NIH-funded tissue chips are rocketed to the International Space Station, and this research in microgravity could produce new insights about the ageing process.
During space travel, astronauts experience physiological such as bone loss, muscle deterioration and altered immune systems, typical changes associated with the ageing process. When the astronauts return to Earth, the changes often reverse. Therefore, to better understand the relevance of the astronauts’ experience to human health, the National Institute of Health’s (NIH) National Centre for Advancing Translational Sciences (NCATS) partnered with the International Space Station U.S. National Laboratory (ISS National Lab) to send tissue chips, a ground-breaking research technology initiative that leverages the unique microgravity environment in space and reflects the human body, into space.
Tissue chips and the ageing process
On 5 December 2018, a set of tissue chips that model aspects of the human immune system are scheduled to launch on SpaceX’s 16th commercial resupply mission (awarded by NASA) from Cape Canaveral, Florida, USA, to the ISS National Lab. The immune system tissue chip was developed to explore the relationship between the ageing process and immune responses, and to look for possible ways to slow the ageing process.
NCATS Director Christopher P. Austin, M.D., the U.S. Department of Health & Human Services and NIH liaison to NASA explains: “Research on the ISS National Lab is creating unprecedented opportunities for scientists to study microgravity-induced changes in human physiology relevant to diseases here on Earth, as well as to accelerate the development of translational technologies for earthly applications.”

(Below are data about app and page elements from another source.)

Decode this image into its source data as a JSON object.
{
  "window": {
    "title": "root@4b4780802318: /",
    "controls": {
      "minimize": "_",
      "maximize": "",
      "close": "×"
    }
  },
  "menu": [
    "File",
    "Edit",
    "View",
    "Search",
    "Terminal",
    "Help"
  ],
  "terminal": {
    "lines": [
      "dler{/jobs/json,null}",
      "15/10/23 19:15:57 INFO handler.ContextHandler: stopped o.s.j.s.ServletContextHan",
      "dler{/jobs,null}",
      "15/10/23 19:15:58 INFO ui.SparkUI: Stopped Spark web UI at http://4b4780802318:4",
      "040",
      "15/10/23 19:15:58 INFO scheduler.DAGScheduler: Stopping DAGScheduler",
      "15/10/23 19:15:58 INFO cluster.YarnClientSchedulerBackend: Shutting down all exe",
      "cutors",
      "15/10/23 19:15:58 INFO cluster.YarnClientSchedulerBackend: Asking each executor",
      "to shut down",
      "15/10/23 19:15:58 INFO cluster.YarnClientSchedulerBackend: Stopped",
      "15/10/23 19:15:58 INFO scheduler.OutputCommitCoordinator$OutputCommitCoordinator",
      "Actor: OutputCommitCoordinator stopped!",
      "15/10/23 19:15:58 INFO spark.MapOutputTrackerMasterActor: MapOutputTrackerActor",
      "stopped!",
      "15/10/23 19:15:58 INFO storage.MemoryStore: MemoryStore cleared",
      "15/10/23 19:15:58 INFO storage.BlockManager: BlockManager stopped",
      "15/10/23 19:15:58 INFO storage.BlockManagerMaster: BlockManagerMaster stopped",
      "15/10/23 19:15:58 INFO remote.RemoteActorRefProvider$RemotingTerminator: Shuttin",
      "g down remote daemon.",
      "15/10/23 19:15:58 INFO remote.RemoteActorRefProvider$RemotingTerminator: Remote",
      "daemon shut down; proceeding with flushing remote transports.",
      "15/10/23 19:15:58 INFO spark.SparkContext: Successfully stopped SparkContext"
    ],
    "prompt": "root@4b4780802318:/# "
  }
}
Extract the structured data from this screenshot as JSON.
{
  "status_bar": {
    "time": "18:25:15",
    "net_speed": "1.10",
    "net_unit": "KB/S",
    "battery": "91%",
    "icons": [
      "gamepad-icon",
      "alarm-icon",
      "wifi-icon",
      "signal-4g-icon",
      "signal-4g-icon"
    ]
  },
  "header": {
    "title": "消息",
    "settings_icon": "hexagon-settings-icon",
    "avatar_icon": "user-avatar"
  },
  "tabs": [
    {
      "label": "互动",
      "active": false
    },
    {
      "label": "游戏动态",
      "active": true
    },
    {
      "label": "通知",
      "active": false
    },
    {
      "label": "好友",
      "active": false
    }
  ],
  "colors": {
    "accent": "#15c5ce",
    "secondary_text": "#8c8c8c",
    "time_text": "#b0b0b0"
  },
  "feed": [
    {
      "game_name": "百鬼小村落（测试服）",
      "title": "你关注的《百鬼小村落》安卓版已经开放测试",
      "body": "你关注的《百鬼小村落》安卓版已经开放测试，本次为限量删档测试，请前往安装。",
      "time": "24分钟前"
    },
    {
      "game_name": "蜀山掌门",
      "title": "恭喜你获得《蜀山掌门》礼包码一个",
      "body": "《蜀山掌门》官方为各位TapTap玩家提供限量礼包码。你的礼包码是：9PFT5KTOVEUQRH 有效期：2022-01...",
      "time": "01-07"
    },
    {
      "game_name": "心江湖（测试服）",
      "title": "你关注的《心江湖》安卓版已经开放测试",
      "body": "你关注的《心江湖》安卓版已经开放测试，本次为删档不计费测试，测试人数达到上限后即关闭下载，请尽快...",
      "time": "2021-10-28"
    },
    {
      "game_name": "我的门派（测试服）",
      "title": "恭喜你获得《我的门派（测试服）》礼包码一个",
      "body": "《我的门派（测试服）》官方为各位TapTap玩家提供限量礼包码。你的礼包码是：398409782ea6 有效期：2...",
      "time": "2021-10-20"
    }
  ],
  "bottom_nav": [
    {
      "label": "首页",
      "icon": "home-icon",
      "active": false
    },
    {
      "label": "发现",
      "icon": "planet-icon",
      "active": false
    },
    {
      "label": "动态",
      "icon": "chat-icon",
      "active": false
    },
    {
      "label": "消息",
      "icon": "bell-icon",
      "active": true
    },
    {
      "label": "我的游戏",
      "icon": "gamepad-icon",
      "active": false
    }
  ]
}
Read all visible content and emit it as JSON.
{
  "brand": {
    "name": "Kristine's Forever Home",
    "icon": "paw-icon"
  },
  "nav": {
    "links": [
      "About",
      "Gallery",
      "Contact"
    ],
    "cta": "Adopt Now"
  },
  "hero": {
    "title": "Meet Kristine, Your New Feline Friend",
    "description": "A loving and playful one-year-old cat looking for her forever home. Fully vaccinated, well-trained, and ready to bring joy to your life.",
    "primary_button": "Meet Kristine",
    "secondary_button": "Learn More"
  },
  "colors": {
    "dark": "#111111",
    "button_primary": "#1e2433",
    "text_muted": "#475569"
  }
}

“NCATS’ research carried on today’s launch will not only contribute valuable knowledge on the ageing process but also may reveal new approaches to ameliorating the effects of ageing.”
The immune system tissue chip
Designed to work like human organs, tissue chips essentially mimic living human tissues and cells. Each immune system chip includes three types of cells: a specific type of immune cell, cells from bone marrow, which make immune cells, and cells from the lining of blood vessels, where immune cells come across infection. A few dozen of the immune system chips are travelling to the space station, where they will stay in an incubator. After two weeks, the chips are to be frozen and preserved, then later, they will be transported back to Earth for analysis.
“By sending our immune chips into space, we’ll be able simulate the aging process of the immune system and understand how it affects our body’s ability to repair itself as we grow older,” adds Sonja Schrepfer, M.D., Ph.D., professor of surgery at UCSF and co-developer of the immune system chip.
Microgravity and the ageing process
Danilo Tagle, Ph.D., NCATS acting deputy director and associate director for special initiatives explains the research further: “We expect this research to give scientists new insights into the molecular basis for many human conditions, which in this particular project relates to how microgravity induces ageing of the immune system that may lead to the development of novel therapies here on Earth.”